Check the lines of the listing below for the word "icon", and state only how many have it.

==========

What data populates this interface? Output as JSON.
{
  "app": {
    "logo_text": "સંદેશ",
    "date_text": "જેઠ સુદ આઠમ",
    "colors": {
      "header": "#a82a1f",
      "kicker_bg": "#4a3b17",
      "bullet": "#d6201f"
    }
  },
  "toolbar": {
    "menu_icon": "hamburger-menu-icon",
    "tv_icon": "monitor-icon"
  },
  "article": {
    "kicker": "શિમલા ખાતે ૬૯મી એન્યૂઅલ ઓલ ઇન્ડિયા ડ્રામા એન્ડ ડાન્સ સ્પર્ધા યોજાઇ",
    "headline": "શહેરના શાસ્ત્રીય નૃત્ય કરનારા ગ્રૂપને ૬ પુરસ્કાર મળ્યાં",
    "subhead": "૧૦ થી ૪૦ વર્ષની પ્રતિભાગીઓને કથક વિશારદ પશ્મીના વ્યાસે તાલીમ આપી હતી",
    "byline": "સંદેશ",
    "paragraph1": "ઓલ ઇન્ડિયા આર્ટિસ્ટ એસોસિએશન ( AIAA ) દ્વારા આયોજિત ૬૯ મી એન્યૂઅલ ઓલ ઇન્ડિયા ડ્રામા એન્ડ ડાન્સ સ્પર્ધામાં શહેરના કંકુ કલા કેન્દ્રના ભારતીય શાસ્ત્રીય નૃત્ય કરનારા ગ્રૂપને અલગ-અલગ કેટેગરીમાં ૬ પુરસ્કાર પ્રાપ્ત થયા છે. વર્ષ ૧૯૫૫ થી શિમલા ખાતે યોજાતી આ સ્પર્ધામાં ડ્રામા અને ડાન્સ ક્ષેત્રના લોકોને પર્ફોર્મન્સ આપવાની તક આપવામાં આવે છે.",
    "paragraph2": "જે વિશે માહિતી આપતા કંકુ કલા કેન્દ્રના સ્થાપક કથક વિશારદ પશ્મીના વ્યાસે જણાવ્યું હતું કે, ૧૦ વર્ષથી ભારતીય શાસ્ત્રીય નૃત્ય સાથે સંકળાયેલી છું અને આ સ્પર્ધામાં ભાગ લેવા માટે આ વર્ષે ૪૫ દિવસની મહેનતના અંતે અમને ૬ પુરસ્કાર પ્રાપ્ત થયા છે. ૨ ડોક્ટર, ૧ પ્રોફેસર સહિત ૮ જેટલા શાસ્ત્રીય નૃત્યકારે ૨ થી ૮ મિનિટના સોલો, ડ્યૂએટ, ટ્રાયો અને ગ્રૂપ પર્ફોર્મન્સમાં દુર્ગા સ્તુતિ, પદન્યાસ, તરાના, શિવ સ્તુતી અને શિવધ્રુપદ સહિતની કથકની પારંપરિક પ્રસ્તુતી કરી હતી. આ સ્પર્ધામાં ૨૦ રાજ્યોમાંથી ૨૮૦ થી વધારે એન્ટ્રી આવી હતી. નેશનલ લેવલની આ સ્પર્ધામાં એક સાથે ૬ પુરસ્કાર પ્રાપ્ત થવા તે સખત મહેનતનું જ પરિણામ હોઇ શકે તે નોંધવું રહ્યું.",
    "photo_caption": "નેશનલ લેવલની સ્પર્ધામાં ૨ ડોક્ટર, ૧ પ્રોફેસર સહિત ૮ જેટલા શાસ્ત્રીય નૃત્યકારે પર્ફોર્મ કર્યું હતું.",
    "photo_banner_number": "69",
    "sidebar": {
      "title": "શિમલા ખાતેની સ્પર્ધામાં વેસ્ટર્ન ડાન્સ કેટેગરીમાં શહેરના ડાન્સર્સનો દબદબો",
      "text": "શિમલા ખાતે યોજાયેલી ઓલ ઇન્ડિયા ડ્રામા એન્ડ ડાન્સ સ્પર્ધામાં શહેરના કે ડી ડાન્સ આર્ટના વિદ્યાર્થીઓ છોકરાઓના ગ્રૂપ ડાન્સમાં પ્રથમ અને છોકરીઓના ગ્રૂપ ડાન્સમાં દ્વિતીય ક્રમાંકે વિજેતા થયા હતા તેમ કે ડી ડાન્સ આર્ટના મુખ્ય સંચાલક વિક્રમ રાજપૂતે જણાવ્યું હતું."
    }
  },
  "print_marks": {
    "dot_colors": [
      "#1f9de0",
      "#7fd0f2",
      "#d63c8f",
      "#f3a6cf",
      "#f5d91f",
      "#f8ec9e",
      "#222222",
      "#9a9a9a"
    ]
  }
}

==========

*EXERCISE RESPONSE*: 2